<<<<
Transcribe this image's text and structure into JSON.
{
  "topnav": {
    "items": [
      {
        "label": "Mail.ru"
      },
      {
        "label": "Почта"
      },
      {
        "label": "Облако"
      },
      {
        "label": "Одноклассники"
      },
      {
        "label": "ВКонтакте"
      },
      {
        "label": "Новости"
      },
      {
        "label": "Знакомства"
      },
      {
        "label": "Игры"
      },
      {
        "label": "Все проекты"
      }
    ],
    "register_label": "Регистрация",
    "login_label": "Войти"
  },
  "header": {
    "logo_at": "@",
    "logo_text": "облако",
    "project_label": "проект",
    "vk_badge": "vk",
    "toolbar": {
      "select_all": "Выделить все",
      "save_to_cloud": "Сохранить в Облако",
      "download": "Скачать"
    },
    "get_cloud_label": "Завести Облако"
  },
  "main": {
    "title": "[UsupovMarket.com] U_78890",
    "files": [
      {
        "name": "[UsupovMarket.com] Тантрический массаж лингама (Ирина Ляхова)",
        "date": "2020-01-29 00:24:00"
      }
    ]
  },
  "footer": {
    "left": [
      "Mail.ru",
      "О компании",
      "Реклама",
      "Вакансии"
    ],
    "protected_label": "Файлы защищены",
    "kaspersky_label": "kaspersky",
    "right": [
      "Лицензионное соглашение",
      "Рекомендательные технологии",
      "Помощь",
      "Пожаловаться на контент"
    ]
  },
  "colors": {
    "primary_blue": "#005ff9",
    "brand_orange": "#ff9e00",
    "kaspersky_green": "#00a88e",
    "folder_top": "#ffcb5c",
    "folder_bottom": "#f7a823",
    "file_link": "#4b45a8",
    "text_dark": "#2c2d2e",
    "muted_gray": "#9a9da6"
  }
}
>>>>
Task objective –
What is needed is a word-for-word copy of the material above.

Result –
Transcribe this image's text and structure into JSON.
{
  "topnav": {
    "items": [
      {
        "label": "Mail.ru"
      },
      {
        "label": "Почта"
      },
      {
        "label": "Облако"
      },
      {
        "label": "Одноклассники"
      },
      {
        "label": "ВКонтакте"
      },
      {
        "label": "Новости"
      },
      {
        "label": "Знакомства"
      },
      {
        "label": "Игры"
      },
      {
        "label": "Все проекты"
      }
    ],
    "register_label": "Регистрация",
    "login_label": "Войти"
  },
  "header": {
    "logo_at": "@",
    "logo_text": "облако",
    "project_label": "проект",
    "vk_badge": "vk",
    "toolbar": {
      "select_all": "Выделить все",
      "save_to_cloud": "Сохранить в Облако",
      "download": "Скачать"
    },
    "get_cloud_label": "Завести Облако"
  },
  "main": {
    "title": "[UsupovMarket.com] U_78890",
    "files": [
      {
        "name": "[UsupovMarket.com] Тантрический массаж лингама (Ирина Ляхова)",
        "date": "2020-01-29 00:24:00"
      }
    ]
  },
  "footer": {
    "left": [
      "Mail.ru",
      "О компании",
      "Реклама",
      "Вакансии"
    ],
    "protected_label": "Файлы защищены",
    "kaspersky_label": "kaspersky",
    "right": [
      "Лицензионное соглашение",
      "Рекомендательные технологии",
      "Помощь",
      "Пожаловаться на контент"
    ]
  },
  "colors": {
    "primary_blue": "#005ff9",
    "brand_orange": "#ff9e00",
    "kaspersky_green": "#00a88e",
    "folder_top": "#ffcb5c",
    "folder_bottom": "#f7a823",
    "file_link": "#4b45a8",
    "text_dark": "#2c2d2e",
    "muted_gray": "#9a9da6"
  }
}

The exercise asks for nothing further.